Computing That Serves

Colloquium: Computer Vision for Everyone: Fine-grained Object Recognition


Thursday, February 20, 2014 - 11:00am


Ryan Farrell


Parris Egbert

As we contemplate "Computing that Serves", computer vision holds great promise as a technology which can have widespread impact.    With a camera on nearly every personal device (cellphone/tablet/laptop) and soon on many cars and street corners, the ability to capture images is becoming ubiquitous.  As an example, Facebook users collectively upload more than 350 million new photos every day.  While there are clearly photos of interest present in such collections, perhaps there are even more compelling, and ultimately valuable, things that we can do with this increasing abundance of cameras and sensors?

 In this talk, I will discuss how fine-grained recognition is fundamental to many important and compelling applications.  Fine-grained object recognition is an emerging area of computer vision research which seeks to recognize objects with great precision (e.g. that's a "Subaru Outback" instead of a "car", or that's an "Ivory-billed Woodpecker" instead of a "bird").  This is a task which generally requires a very high level of expertise.  I will describe some of the techniques that my collaborators and I have previously developed for this challenging task and additionally discuss several exciting problems that we are working on now and will be working on in the future.

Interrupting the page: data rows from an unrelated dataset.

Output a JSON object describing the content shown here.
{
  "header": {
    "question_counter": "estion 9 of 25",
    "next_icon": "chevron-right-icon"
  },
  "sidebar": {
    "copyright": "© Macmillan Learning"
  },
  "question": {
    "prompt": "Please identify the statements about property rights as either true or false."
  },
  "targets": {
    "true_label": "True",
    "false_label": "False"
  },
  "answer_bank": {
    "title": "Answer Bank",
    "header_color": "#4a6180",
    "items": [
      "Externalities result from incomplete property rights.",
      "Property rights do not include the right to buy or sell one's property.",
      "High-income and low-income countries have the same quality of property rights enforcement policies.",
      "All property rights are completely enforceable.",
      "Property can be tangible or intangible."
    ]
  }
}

Ryan Farrell joined the Computer Science Department at Brigham Young University in August 2013 as an Assistant Professor. Prior to joining BYU, he worked as a research scientist at the International Computer Science Institute (ICSI), a non-profit research institute affiliated with UC Berkeley. Dr. Farrell leads the ViREO Lab (Visual Recognition and Expertise with Objects), working on research problems in computer vision and related fields such as machine learning, artificial intelligence and robotics. He is currently looking for motivated students to work in his lab.